- _Work to be completed_: Every record must be written out once more, with nothing added or omitted.

- _Data extracts_:
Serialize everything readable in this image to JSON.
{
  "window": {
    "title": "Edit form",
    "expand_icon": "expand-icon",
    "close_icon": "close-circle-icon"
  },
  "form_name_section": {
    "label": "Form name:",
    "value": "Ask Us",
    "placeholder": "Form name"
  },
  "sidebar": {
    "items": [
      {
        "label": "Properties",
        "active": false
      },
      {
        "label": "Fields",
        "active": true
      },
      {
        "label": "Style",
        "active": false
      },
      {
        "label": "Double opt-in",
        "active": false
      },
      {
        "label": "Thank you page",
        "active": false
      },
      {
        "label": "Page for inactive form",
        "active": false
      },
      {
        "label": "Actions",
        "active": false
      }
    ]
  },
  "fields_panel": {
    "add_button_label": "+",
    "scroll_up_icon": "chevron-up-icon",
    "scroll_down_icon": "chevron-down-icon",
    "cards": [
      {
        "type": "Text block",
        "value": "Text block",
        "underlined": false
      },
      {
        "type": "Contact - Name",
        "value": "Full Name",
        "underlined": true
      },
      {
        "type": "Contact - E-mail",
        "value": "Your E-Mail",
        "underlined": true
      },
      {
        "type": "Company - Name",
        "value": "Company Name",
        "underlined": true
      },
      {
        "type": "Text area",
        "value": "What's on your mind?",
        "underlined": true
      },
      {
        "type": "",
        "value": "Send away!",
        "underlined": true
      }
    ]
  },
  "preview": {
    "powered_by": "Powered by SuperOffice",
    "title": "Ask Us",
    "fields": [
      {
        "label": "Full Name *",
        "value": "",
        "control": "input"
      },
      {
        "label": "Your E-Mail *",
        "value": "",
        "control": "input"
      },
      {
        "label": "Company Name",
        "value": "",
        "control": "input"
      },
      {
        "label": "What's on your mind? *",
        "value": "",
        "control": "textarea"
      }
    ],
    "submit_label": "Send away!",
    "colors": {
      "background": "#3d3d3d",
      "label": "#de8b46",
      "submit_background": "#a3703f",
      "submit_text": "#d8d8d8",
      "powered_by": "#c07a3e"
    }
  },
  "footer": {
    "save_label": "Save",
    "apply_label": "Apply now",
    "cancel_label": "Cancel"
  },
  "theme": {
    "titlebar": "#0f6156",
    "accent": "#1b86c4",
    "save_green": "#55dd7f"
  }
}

- _Exercise solution_:
Serialize everything readable in this image to JSON.
{
  "window": {
    "title": "Edit form",
    "expand_icon": "expand-icon",
    "close_icon": "close-circle-icon"
  },
  "form_name_section": {
    "label": "Form name:",
    "value": "Ask Us",
    "placeholder": "Form name"
  },
  "sidebar": {
    "items": [
      {
        "label": "Properties",
        "active": false
      },
      {
        "label": "Fields",
        "active": true
      },
      {
        "label": "Style",
        "active": false
      },
      {
        "label": "Double opt-in",
        "active": false
      },
      {
        "label": "Thank you page",
        "active": false
      },
      {
        "label": "Page for inactive form",
        "active": false
      },
      {
        "label": "Actions",
        "active": false
      }
    ]
  },
  "fields_panel": {
    "add_button_label": "+",
    "scroll_up_icon": "chevron-up-icon",
    "scroll_down_icon": "chevron-down-icon",
    "cards": [
      {
        "type": "Text block",
        "value": "Text block",
        "underlined": false
      },
      {
        "type": "Contact - Name",
        "value": "Full Name",
        "underlined": true
      },
      {
        "type": "Contact - E-mail",
        "value": "Your E-Mail",
        "underlined": true
      },
      {
        "type": "Company - Name",
        "value": "Company Name",
        "underlined": true
      },
      {
        "type": "Text area",
        "value": "What's on your mind?",
        "underlined": true
      },
      {
        "type": "",
        "value": "Send away!",
        "underlined": true
      }
    ]
  },
  "preview": {
    "powered_by": "Powered by SuperOffice",
    "title": "Ask Us",
    "fields": [
      {
        "label": "Full Name *",
        "value": "",
        "control": "input"
      },
      {
        "label": "Your E-Mail *",
        "value": "",
        "control": "input"
      },
      {
        "label": "Company Name",
        "value": "",
        "control": "input"
      },
      {
        "label": "What's on your mind? *",
        "value": "",
        "control": "textarea"
      }
    ],
    "submit_label": "Send away!",
    "colors": {
      "background": "#3d3d3d",
      "label": "#de8b46",
      "submit_background": "#a3703f",
      "submit_text": "#d8d8d8",
      "powered_by": "#c07a3e"
    }
  },
  "footer": {
    "save_label": "Save",
    "apply_label": "Apply now",
    "cancel_label": "Cancel"
  },
  "theme": {
    "titlebar": "#0f6156",
    "accent": "#1b86c4",
    "save_green": "#55dd7f"
  }
}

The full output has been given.